30 May 2022
The three most common knee injuries
30 May 2022
The three most common knee injuries
The knee is one of the most important joints in the human body. It’s a weight bearing structure and must function correctly to facilitate basic movement, as well as most athletic pursuits.
Knee pain is a common clinical complaint in the population. Approximately 25% of all adults are impacted by frequent knee pain which limits function and mobility and impairs quality of life, according to an article by Uyen-Sa D. T. Nguyen et al titled ‘Increasing Prevalence of Knee Pain and Symptomatic Knee Osteoarthritis’ published online in the ACP Annals of Internal Medicine.
The article examines data from six National Health and Nutrition Examination Surveys over a 33-year period and notes the increasing frequency of knee pain in the population over time:
“The age and body mass index (BMI)-adjusted prevalence of knee pain and symptomatic knee osteoarthritis approximately doubled in women and tripled in men over a 20-year period.”
In some instances, knee pain is the result of an acute injury, such as torn cartilage or a damaged ligament. In other cases, knee pain can be the result of ongoing degenerative or medical conditions.
Using MRI to identify the cause of knee pain
Magnetic Resonance Imaging (MRI) is a particularly useful clinical tool for determining the specific nature of knee pain. A study published in the Journal of Family Medicine and Primary Care titled ‘Descriptive study of knee lesions using magnetic resonance imaging and correlation between medical imaging diagnosis and suspected clinical diagnoses evaluated the medical records of 240 patients who had underwent knee MRI.
The study was conducted at Prince Mohammad bin Abdul Aziz Hospital in Al Madinah Al Munawarah and relied on data retrieved from the hospital’s Radiology and Medical Imaging Department’s database.
The study found that the “majority of knee lesions were medial meniscus (MM) lesions (63%) followed by osteoarthritis (48%) and ACL lesions (35%).”
“The majority of the MM and ACL lesions were tears (54.6% and 69.41%, respectively) followed by degeneration (33.55% and 17.65%, respectively).”

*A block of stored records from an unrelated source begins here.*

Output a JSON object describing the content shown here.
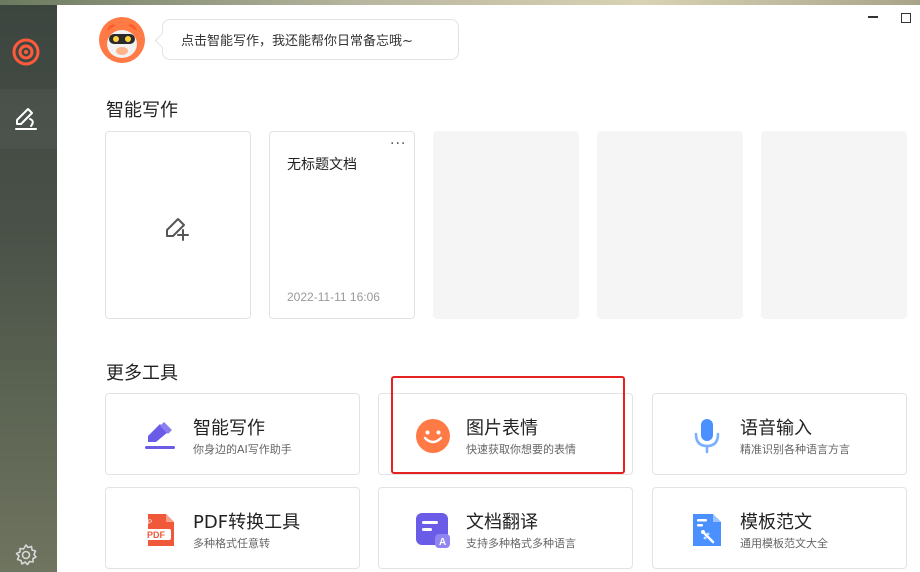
{
  "assistant": {
    "tip": "点击智能写作，我还能帮你日常备忘哦~"
  },
  "sections": {
    "writing_title": "智能写作",
    "tools_title": "更多工具"
  },
  "documents": [
    {
      "title": "无标题文档",
      "date": "2022-11-11 16:06",
      "more": "···"
    }
  ],
  "tools": [
    {
      "name": "智能写作",
      "desc": "你身边的AI写作助手",
      "icon": "pencil-icon"
    },
    {
      "name": "图片表情",
      "desc": "快速获取你想要的表情",
      "icon": "smiley-icon"
    },
    {
      "name": "语音输入",
      "desc": "精准识别各种语言方言",
      "icon": "microphone-icon"
    },
    {
      "name": "PDF转换工具",
      "desc": "多种格式任意转",
      "icon": "pdf-icon"
    },
    {
      "name": "文档翻译",
      "desc": "支持多种格式多种语言",
      "icon": "translate-icon"
    },
    {
      "name": "模板范文",
      "desc": "通用模板范文大全",
      "icon": "template-icon"
    }
  ],
  "colors": {
    "brand_orange": "#ff7a45",
    "purple": "#6b5ce7",
    "blue": "#4a90ff",
    "red_pdf": "#f0583a",
    "highlight": "#e52222"
  }
}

1. Meniscus tear
The meniscus is a c-shaped disc of cartilage within the knee that absorbs shock from running or playing sports as well as facilitating smooth movement.
Tears to the meniscus can occur when the knee is twisted suddenly while bearing weight and are particularly common in sports that require jumping, rapid changes in direction such as the various Australian Rules Football codes, soccer, and volleyball.

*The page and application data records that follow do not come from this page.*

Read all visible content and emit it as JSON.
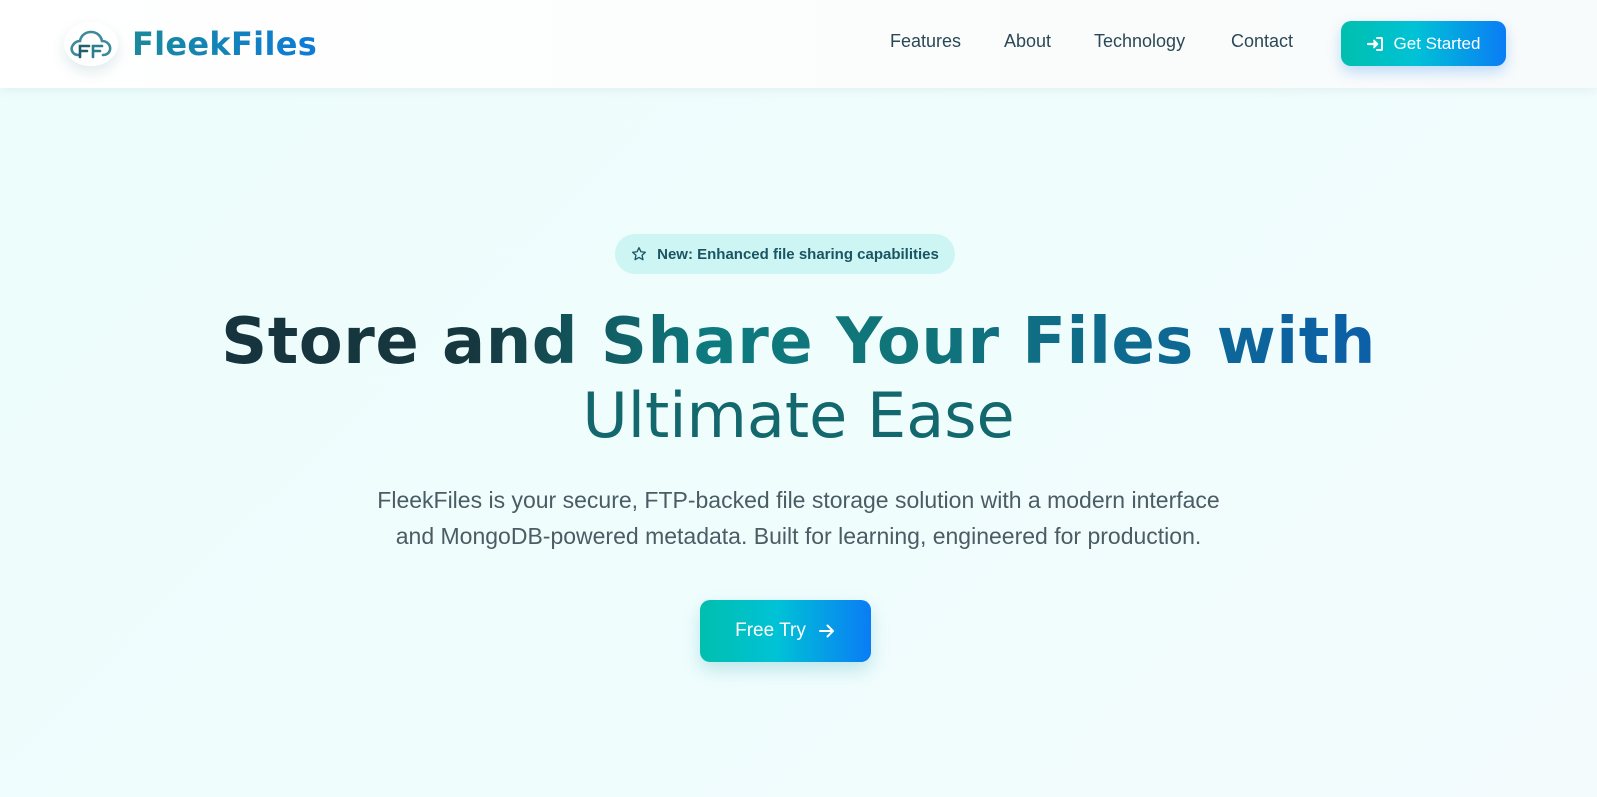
{
  "brand": {
    "name": "FleekFiles",
    "logo_icon": "cloud-ff-logo-icon"
  },
  "nav": {
    "items": [
      {
        "label": "Features"
      },
      {
        "label": "About"
      },
      {
        "label": "Technology"
      },
      {
        "label": "Contact"
      }
    ],
    "cta_label": "Get Started",
    "cta_icon": "sign-in-icon"
  },
  "hero": {
    "badge": {
      "icon": "star-icon",
      "text": "New: Enhanced file sharing capabilities"
    },
    "title_line1": "Store and Share Your Files with",
    "title_line2": "Ultimate Ease",
    "subtitle_line1": "FleekFiles is your secure, FTP-backed file storage solution with a modern interface",
    "subtitle_line2": "and MongoDB-powered metadata. Built for learning, engineered for production.",
    "cta_label": "Free Try",
    "cta_icon": "arrow-right-icon"
  },
  "colors": {
    "accent_start": "#00bfae",
    "accent_end": "#0a7cf5",
    "brand_text": "#1a8a9a",
    "badge_bg": "#ccf5f4",
    "background": "#ecfdfc"
  }
}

The study published in the Journal of Family Medicine and Primary Care referenced above notes that tears of the meniscus are more common in men than in women, they can occur in all age groups but peak in the third decade of life.
“While clinical history plus physical examination is the preferred diagnostic method for degenerative tears, confirmation by magnetic resonance imaging (MRI) is preferred for traumatic tears.”
“MRI enables excellent diagnostic accuracy for identifying the ligament, meniscus, tendon, and cartilage lesions of the knee and has been described as the best noninvasive imaging modality for diagnosing the meniscus lesions.”
Surgery may be required for the treatment of a torn meniscus, depending on the extent of the injury. Surgeons can perform an operation known as arthroscopy to trim away torn cartilage.
2. Anterior cruciate ligament (ACL) tear
The anterior cruciate ligament (ACL), responsible for stabilising the knee, runs between the femoral (thigh) and tibia (leg) bones. It can be torn when the lower leg is twisted or extended too far forward when the ankle is on the ground.
ACL injuries are one of the most common knee injuries and account for around 40% of all sporting injuries.
The severity of ACL injuries can vary widely from partial tears in the ligament through to the ligament being torn completely. Less serious tears can be treated without surgery and may heal with rest and physical therapy treatment. Surgery to replace the ligament is required in more serious cases.
Osteoarthritis is the most common joint condition and results from degeneration of the joint cartilage that occurs following injury or ongoing wear and tear to the knee.
Osteoarthritis is a common cause of chronic knee pain.
Risk for osteoarthritis increases with age and it affects women more frequently. Long-term repetitive stress to the knee due to running on hard surfaces or playing high impact sports such as basketball and netball are risk factors for developing the condition, especially if there has been a history of knee injury.
Individuals suffering from obesity are at an increased risk of developing osteoarthritis over time.
If you’ve experienced an acute knee injury or are suffering ongoing knee pain, it’s important to seek treatment.
Your GP may be able to diagnose your condition, or otherwise refer you for an MRI scan or to see a specialist for further opinion and diagnosis.
Rehabilitation with a physical therapist is recommended in many cases for follow-up treatment.